Prior to that, Pickup made a $15-million gift in 2017 to Hoag for what would eventually be named the Pickup Family Neurosciences Institute.

In a statement Wednesday, Robert Braithwaite, Hoag’s president and chief executive said, “Hoag and our entire community owe so much to Dick for his transformational contributions that have shaped the course of healthcare, particularly through the neurosciences institute that bears his name.

“Years ago, he impacted Hoag’s trajectory when he generously made a commitment that named the Pickup Family Neurosciences Institute. His support and friendship with institute leaders fueled the growth of the institute and delivered life-changing programs and care to countless people.

“Last year, he made another gift that will establish the Richard H. Pickup Center for Brain Health and help us provide crucial support for people in need of memory and cognitive care resources.

“Orange County’s healthcare landscape is better because of Dick Pickup, and for that, we are truly grateful.”

Pickup was involved in other nonprofits and, according to Newport Beach resident Bruce Cook, who got to know him well by the poolside at the Balboa Bay Club, instilled a sense of “noblesse oblige” in both of his children. His daughter, Devon Martin, is on the board of directors for Hoag and is involved in other nonprofit work.

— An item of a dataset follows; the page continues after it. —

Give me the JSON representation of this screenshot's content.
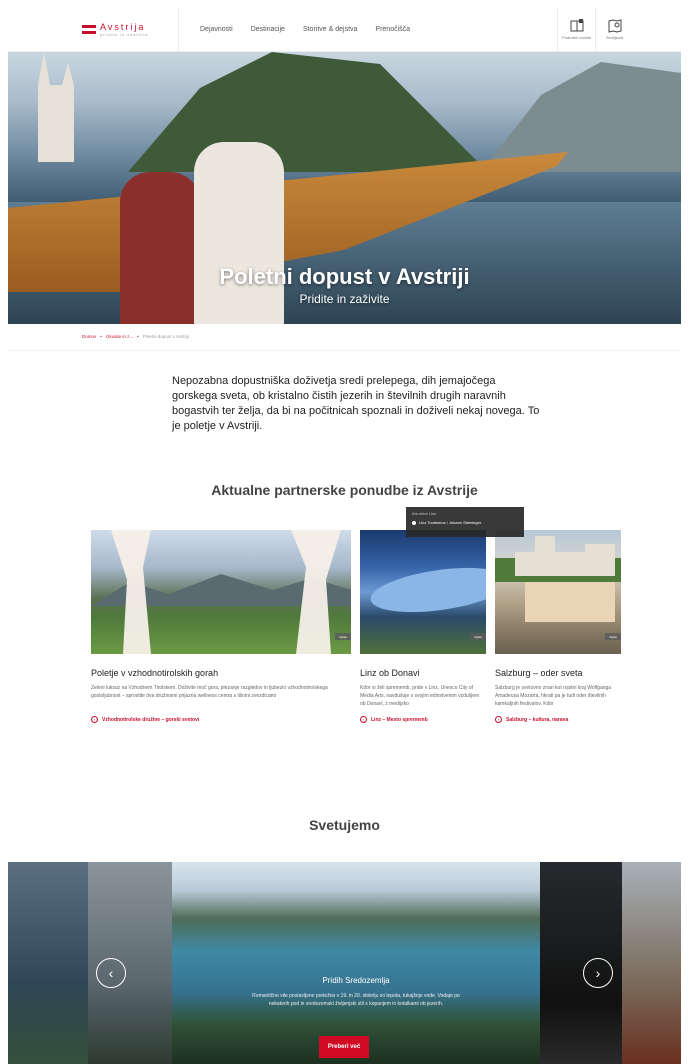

Friends and colleagues described Pickup as deliberate and careful in business dealings, which he largely kept to his family and a handful of other business partners.

Huffman said he met Pickup through golf after a mutual friend of theirs, Bill Davenport, connected the two at a charity tournament they were both playing in. As the two played together, Huffman said he got to know the man not only for the depth of his understanding of business but his interest in people.

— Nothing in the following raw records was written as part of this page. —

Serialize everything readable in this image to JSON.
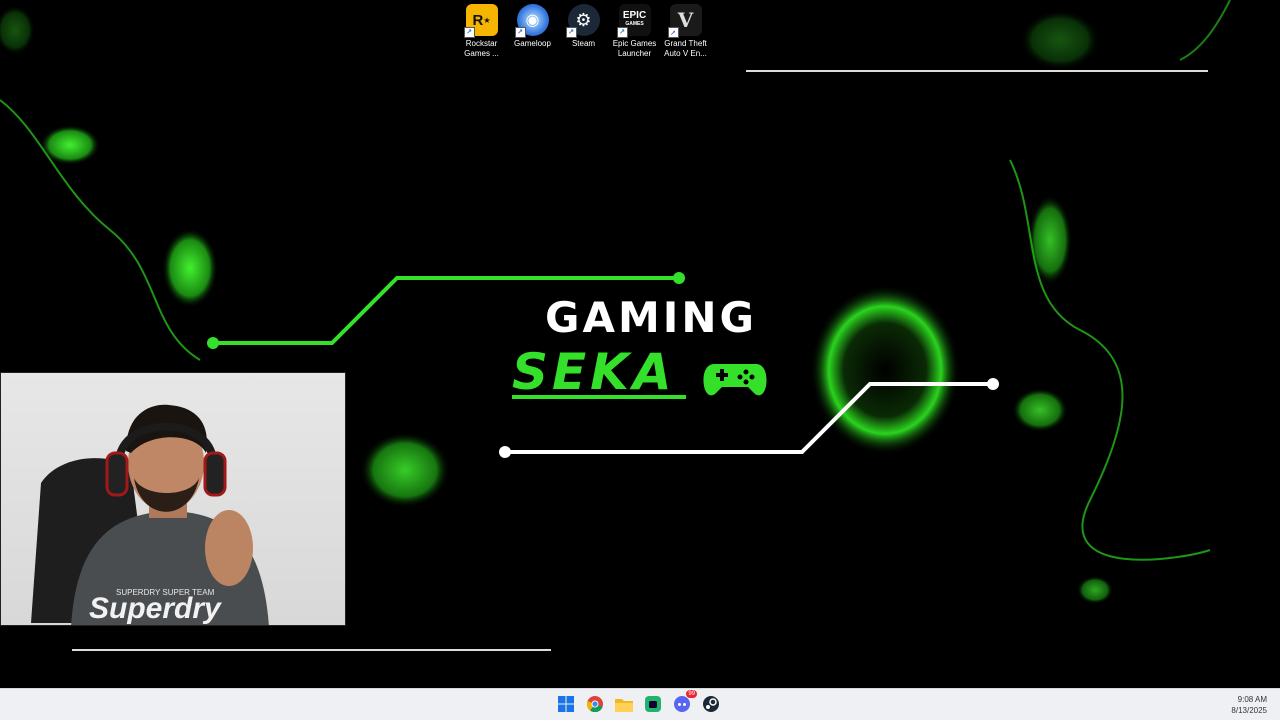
{
  "desktop": {
    "icons": [
      {
        "label": "Rockstar Games ...",
        "glyph": "R★",
        "icon": "rockstar-icon",
        "bg": "#f6b500",
        "fg": "#111"
      },
      {
        "label": "Gameloop",
        "glyph": "◉",
        "icon": "gameloop-icon",
        "bg": "#3a7be0",
        "fg": "#dff"
      },
      {
        "label": "Steam",
        "glyph": "⚙",
        "icon": "steam-icon",
        "bg": "#1b2838",
        "fg": "#fff"
      },
      {
        "label": "Epic Games Launcher",
        "glyph": "EPIC",
        "icon": "epic-games-icon",
        "bg": "#111",
        "fg": "#fff"
      },
      {
        "label": "Grand Theft Auto V En...",
        "glyph": "V",
        "icon": "gta-v-icon",
        "bg": "#222",
        "fg": "#ddd"
      }
    ]
  },
  "wallpaper": {
    "line1": "GAMING",
    "line2": "SEKA",
    "accent": "#35e02a"
  },
  "webcam": {
    "shirt_line1": "SUPERDRY SUPER TEAM",
    "shirt_line2": "Superdry"
  },
  "taskbar": {
    "apps": [
      {
        "name": "start-button",
        "icon": "windows-icon"
      },
      {
        "name": "taskbar-chrome",
        "icon": "chrome-icon"
      },
      {
        "name": "taskbar-file-explorer",
        "icon": "folder-icon"
      },
      {
        "name": "taskbar-app-green",
        "icon": "green-app-icon"
      },
      {
        "name": "taskbar-discord",
        "icon": "discord-icon",
        "badge": "99"
      },
      {
        "name": "taskbar-steam",
        "icon": "steam-icon"
      }
    ],
    "time": "9:08 AM",
    "date": "8/13/2025"
  }
}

“He loved people, but he was quiet. He would never take the initiative in conversation,” Huffman recalled, with a laugh. “We had dinner almost every Tuesday night, and it’d always be this free-floating conversation. He’d always be asking questions. He was more of an asker than he was a teller. If you asked for information or advice, he’d give it, but he carried on conversations like interrogations.”

Huffman said Pickup was generous to his small circle of close friends. Pickup donated $10 million to pay off the debts of St. Andrews Presbyterian Church, where Huffman was a pastor until 2010, after they completed a major facility project.

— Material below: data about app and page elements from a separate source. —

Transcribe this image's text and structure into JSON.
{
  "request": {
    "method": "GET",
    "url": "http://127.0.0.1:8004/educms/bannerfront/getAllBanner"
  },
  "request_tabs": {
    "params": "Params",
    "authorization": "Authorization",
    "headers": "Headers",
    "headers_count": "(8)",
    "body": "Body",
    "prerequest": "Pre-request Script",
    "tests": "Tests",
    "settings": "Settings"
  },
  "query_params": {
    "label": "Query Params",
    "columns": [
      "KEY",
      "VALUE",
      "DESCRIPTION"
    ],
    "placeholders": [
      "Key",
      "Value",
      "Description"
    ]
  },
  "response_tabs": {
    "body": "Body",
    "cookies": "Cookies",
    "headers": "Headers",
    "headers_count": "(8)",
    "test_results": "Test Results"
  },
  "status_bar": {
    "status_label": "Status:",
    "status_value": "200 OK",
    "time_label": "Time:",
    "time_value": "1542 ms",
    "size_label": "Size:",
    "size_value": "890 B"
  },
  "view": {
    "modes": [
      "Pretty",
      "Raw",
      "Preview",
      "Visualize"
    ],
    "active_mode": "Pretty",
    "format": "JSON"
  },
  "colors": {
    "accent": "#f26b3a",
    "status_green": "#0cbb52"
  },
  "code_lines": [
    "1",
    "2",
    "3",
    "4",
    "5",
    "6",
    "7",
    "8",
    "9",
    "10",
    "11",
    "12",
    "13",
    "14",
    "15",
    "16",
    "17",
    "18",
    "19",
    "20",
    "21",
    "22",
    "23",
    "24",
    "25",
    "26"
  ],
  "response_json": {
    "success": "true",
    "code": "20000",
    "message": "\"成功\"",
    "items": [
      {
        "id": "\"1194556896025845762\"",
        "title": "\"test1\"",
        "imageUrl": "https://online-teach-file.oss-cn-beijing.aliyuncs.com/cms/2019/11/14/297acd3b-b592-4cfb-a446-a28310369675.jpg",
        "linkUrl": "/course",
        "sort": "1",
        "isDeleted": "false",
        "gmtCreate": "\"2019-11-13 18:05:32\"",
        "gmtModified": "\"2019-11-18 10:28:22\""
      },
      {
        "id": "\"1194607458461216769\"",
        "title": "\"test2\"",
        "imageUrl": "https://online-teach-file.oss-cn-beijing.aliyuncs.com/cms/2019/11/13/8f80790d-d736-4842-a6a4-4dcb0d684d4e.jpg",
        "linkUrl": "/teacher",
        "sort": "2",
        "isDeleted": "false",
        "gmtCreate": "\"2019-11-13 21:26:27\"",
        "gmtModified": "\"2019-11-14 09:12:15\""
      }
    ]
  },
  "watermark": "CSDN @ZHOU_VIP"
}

Cook, who covers galas and other social events for the Daily Pilot, said he very rarely saw Pickup attending one. When he did, Cook said, Pickup always flew under the radar.

Cook remembered Pickup loving to spend time in the sun and, if he wasn’t in the pool, was busy “voraciously” consuming any and all information he could get his hands on. He said Pickup was often reading newspapers, magazines and online news articles to get a sense of not only what was happening in the economy but in the world around him and how that would impact his own life in turn.

Over the last two decades, Pickup and his family invested money in the local tourism scene, acquiring the Balboa Bay Club and Resort in 2012.

Sherwin said he was present at the time when club ownership changed hands. Members had been upset and anxious about the changes, but Sherwin said Pickup and his family listened and said they would invest in the club and resort. The Balboa Bay Club celebrated its 75th anniverary last September.

“I think, for [the Pickup family], it was a matter of civic duty. They could do something that would restore the Balboa Bay Club and Resort back to its glory days. They were willing and able to put in a sizable investment ... they didn’t just take it as an asset but as a responsibility,” said Sherwin. “They’ve acquired a number of other hotel assets over the years, [including VEA Newport Beach and Pendry Newport Beach,] but this one they felt was important to do because it was in the community in which they lived.”

Pickup is survived by his wife, Donna; his children, Devon Martin and her husband, Kevin; Todd Pickup and his wife, Natalie; their mother, Carole; and his grandchildren, Makena Martin, Maddie Martin, Ryan Martin, Max Pickup and Neil Pickup.

A memorial fund has been set up in Pickup’s name at Hoag. Those interested in donating can do so at